> **What the task asks**
Which lines of the data below hold "JSON"? Copy each of them.

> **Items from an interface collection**
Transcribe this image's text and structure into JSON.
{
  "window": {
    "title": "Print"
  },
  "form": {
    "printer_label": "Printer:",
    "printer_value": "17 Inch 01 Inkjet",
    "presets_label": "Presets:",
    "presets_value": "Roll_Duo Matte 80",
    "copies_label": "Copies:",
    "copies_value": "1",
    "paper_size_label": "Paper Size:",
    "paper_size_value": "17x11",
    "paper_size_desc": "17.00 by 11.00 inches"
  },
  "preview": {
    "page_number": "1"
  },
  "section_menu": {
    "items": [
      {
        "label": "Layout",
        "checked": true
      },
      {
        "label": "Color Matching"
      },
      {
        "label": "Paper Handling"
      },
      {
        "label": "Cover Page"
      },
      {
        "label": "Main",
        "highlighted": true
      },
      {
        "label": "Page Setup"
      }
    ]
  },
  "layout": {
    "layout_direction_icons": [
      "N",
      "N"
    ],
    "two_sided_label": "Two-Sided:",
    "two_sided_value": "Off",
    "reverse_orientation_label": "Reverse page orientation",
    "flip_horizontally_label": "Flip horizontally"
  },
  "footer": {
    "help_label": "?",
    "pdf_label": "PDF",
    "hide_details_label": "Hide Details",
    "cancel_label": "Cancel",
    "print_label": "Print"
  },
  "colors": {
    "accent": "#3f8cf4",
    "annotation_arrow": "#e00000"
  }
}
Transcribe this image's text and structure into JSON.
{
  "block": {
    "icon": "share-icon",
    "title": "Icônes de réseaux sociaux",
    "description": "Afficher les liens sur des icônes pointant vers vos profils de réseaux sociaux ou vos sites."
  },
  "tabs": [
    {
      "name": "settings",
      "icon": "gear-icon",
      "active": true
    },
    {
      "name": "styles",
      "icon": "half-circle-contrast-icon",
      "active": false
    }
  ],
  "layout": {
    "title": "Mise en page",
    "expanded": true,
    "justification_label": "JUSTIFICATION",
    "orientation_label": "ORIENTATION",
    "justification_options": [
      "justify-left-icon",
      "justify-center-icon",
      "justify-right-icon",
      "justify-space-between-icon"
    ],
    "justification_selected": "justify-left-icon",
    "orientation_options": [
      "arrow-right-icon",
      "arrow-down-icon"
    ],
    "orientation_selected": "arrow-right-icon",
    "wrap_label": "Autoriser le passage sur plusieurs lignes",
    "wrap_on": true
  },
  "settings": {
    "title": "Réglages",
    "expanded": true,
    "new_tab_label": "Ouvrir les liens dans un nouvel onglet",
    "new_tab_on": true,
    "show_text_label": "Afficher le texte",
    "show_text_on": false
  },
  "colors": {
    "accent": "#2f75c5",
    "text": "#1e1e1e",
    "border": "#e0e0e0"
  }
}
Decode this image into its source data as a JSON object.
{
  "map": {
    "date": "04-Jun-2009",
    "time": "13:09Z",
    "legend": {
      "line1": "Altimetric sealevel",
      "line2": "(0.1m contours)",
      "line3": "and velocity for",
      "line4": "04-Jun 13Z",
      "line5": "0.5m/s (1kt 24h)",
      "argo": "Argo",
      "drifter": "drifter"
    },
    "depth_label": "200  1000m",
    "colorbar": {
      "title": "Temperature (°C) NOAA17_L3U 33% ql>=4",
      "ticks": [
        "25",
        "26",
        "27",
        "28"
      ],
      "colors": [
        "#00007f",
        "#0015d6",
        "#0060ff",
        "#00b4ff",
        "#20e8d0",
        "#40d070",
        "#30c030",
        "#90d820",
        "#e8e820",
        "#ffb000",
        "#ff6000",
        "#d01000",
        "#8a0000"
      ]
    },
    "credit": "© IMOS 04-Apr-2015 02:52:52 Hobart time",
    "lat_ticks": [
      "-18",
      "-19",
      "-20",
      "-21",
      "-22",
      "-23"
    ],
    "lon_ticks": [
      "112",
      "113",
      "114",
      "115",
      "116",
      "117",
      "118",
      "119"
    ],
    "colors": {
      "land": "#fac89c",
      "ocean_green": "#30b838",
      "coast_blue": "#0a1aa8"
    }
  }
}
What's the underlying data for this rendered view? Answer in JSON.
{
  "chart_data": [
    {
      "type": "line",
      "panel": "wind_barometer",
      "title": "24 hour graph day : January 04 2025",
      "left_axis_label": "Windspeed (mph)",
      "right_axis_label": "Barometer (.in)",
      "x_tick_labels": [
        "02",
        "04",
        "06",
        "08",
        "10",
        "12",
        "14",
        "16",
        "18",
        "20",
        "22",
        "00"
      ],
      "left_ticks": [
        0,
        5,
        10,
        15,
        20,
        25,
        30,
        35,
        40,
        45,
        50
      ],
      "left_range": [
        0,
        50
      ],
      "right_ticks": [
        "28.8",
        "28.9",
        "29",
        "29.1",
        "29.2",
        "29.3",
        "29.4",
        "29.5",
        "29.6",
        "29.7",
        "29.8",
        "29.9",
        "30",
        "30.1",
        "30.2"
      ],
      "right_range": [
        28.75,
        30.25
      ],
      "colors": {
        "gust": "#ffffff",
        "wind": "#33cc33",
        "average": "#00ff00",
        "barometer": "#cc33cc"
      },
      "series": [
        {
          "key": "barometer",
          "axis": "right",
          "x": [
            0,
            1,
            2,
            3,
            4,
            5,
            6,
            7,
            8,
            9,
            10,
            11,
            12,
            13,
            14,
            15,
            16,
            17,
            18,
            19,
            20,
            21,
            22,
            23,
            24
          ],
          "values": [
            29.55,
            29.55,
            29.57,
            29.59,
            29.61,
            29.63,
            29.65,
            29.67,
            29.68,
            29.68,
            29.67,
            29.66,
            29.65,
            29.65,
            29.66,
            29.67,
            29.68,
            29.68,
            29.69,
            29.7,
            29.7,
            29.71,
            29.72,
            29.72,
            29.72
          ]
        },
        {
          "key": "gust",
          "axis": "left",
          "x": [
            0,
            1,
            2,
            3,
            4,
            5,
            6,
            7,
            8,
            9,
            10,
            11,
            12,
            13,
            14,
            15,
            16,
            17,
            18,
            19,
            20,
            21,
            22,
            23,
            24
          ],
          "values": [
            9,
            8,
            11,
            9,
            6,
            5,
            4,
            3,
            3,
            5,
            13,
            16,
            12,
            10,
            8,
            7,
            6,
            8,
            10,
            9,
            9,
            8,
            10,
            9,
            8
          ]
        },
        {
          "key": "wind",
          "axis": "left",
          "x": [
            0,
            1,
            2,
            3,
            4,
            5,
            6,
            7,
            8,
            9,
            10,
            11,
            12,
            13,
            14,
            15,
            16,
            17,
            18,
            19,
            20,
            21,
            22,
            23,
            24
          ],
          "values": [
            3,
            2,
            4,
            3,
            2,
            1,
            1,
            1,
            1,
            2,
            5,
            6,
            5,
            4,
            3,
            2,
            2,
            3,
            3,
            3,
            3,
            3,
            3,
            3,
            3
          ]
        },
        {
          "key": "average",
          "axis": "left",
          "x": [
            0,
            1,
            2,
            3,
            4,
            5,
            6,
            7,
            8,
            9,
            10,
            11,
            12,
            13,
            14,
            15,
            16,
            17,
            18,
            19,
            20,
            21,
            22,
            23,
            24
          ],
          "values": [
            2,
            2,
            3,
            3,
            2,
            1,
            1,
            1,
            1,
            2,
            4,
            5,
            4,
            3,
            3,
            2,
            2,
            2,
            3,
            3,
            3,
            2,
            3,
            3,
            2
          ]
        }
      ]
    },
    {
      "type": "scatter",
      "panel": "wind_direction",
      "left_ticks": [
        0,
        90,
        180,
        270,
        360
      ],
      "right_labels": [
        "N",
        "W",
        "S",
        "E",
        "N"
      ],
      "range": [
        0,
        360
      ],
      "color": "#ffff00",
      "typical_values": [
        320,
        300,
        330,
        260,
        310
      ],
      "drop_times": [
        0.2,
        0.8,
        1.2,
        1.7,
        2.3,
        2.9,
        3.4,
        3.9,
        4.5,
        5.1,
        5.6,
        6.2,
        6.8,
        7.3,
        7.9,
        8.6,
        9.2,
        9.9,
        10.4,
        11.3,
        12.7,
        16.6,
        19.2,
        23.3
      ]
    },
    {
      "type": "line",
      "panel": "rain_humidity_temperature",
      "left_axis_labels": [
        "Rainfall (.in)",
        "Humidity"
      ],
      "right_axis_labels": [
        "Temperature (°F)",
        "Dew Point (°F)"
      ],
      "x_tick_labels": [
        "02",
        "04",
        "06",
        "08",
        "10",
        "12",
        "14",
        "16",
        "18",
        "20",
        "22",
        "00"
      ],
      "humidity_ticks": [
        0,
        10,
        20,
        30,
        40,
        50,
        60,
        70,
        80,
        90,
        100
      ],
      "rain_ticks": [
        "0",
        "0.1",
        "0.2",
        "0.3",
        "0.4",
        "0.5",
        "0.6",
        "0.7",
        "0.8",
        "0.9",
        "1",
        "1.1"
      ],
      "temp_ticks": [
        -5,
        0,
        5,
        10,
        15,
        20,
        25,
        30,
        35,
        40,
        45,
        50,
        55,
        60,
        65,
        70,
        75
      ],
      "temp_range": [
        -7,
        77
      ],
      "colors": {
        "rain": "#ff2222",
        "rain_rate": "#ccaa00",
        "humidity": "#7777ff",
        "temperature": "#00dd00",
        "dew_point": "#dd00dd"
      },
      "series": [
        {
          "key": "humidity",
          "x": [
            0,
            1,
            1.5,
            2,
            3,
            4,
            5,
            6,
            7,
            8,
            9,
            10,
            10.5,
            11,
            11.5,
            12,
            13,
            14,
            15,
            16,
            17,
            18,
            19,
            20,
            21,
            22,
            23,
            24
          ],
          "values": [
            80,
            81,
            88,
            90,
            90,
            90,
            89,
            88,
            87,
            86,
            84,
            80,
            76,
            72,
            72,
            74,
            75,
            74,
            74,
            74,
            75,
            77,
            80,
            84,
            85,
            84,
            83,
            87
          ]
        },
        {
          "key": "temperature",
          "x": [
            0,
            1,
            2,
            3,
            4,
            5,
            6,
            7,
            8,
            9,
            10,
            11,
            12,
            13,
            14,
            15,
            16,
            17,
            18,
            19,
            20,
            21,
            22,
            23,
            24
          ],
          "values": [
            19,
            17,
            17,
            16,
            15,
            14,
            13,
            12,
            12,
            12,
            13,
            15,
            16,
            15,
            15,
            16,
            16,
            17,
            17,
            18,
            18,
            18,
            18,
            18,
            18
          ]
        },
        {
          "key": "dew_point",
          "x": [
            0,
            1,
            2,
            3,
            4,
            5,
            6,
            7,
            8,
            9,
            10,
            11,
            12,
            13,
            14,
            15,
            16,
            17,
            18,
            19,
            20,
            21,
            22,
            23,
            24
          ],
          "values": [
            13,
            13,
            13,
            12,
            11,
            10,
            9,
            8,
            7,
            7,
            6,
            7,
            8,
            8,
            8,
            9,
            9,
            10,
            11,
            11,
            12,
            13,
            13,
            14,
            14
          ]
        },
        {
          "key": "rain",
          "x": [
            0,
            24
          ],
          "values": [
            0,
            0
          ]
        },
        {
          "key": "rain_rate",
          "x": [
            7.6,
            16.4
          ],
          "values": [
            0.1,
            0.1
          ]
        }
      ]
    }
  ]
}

> **Response below**
Transcribe this image's text and structure into JSON.
Transcribe this image's text and structure into JSON.
Decode this image into its source data as a JSON object.
What's the underlying data for this rendered view? Answer in JSON.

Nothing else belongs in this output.